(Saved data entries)
# # #
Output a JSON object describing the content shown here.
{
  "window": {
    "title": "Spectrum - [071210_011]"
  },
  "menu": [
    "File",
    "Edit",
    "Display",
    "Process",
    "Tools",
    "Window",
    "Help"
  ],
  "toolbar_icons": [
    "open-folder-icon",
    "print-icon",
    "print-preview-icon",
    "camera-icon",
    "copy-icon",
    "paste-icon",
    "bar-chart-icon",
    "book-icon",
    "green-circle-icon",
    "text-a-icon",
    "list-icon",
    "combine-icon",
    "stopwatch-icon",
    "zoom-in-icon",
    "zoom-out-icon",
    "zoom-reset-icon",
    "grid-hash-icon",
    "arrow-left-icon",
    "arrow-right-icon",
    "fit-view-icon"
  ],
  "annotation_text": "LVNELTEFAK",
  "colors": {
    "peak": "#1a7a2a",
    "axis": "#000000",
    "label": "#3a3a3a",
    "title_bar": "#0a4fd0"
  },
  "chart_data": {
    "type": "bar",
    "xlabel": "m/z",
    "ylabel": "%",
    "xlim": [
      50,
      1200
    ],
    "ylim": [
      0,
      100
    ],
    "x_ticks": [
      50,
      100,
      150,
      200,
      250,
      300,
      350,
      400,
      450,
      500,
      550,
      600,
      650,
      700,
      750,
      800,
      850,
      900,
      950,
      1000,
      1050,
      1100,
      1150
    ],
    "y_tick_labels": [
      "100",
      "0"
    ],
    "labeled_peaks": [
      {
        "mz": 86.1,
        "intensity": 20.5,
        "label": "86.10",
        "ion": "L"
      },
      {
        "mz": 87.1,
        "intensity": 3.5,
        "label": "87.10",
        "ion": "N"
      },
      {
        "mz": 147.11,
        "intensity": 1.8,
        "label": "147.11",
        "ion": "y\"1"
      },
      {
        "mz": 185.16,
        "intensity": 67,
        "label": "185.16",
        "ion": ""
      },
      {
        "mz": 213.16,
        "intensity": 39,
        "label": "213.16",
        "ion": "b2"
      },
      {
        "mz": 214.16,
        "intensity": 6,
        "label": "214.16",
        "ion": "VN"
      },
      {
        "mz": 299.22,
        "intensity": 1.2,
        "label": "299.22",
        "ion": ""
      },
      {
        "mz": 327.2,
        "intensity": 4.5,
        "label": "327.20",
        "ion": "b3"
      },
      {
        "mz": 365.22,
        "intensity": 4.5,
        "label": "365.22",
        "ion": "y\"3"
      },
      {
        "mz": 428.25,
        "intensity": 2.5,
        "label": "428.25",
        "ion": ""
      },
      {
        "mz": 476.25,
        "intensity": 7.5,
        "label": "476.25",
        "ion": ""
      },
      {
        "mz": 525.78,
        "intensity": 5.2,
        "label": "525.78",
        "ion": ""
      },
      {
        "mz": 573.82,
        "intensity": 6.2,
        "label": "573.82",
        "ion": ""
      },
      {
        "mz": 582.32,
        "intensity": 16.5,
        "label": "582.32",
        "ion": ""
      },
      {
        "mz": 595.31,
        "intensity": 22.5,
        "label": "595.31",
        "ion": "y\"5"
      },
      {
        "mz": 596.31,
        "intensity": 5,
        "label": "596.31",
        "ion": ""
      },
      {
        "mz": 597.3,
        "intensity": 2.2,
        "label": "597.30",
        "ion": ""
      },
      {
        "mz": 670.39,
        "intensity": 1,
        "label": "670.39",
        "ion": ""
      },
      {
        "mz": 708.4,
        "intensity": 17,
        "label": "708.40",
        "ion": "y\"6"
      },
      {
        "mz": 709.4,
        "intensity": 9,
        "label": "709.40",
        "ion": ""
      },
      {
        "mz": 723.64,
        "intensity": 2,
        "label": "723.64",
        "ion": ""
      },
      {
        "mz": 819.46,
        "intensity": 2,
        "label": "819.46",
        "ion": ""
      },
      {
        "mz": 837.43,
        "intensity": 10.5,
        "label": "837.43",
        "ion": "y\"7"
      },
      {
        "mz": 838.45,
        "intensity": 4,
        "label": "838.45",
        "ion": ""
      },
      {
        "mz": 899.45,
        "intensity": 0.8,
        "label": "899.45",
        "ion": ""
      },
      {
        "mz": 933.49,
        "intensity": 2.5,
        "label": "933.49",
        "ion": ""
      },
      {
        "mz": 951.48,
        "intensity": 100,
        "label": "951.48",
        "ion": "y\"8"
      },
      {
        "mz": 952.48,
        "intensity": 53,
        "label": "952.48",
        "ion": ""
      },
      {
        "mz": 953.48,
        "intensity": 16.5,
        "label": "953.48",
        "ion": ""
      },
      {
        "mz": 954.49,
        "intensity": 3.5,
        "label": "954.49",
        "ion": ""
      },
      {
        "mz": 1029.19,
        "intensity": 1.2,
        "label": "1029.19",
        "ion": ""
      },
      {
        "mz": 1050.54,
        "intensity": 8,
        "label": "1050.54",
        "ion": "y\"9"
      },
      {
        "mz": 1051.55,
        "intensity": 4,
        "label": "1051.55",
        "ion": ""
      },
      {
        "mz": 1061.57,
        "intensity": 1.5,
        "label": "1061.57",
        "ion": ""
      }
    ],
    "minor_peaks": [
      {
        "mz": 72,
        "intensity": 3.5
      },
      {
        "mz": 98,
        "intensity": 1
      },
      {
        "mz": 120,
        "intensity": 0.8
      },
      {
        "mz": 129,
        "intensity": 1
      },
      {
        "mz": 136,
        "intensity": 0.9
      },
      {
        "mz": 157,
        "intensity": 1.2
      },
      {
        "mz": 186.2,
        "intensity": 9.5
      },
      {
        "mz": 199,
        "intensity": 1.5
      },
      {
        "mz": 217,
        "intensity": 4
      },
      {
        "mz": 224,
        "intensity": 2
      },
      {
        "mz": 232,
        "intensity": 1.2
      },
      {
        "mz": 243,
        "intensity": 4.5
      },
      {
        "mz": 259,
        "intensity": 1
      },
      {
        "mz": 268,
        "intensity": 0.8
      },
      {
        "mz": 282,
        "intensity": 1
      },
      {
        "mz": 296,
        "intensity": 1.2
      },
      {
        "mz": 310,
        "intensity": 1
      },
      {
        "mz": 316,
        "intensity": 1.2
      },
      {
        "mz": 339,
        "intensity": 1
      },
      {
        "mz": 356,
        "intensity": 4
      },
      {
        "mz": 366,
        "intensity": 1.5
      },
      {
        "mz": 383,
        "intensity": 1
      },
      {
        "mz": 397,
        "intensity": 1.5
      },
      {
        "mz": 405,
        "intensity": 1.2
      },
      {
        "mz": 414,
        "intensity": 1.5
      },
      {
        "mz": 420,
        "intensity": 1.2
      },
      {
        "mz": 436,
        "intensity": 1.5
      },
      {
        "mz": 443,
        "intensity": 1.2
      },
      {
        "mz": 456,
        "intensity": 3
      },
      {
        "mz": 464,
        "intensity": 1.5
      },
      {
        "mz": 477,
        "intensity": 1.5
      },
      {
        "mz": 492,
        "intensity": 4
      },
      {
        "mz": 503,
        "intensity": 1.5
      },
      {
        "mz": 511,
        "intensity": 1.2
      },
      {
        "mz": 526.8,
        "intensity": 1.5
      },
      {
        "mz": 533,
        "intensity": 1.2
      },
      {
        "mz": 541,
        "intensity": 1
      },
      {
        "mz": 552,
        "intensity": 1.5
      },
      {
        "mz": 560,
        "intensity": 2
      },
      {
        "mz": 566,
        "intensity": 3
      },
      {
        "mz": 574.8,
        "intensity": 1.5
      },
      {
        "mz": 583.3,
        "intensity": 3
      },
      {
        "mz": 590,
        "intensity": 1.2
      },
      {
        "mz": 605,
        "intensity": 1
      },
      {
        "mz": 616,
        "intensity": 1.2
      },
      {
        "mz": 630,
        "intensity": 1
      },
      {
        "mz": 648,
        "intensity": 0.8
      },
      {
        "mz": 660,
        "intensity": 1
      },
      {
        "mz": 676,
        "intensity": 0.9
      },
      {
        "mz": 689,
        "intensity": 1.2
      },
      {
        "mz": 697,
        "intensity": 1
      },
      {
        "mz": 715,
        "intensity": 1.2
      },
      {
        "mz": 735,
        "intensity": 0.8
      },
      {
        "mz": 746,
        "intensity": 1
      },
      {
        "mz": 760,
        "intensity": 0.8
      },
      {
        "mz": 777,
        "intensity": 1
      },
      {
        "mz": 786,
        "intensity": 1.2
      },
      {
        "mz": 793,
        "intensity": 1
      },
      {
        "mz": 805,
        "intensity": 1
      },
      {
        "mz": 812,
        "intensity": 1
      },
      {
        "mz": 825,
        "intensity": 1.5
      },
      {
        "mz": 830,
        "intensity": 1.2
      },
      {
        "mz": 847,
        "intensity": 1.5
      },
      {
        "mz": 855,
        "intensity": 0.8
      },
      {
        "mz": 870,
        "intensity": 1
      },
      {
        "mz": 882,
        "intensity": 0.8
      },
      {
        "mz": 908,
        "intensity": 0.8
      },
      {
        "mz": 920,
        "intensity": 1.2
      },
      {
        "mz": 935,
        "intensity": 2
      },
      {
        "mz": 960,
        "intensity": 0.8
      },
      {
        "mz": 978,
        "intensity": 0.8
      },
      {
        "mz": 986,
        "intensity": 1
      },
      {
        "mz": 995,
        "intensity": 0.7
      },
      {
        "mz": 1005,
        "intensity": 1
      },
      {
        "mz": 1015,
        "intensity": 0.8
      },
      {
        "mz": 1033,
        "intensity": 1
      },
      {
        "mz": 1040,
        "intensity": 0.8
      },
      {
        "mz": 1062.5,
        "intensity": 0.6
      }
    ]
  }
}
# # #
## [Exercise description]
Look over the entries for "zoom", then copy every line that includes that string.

## [Your response]
    "zoom-in-icon",
    "zoom-out-icon",
    "zoom-reset-icon",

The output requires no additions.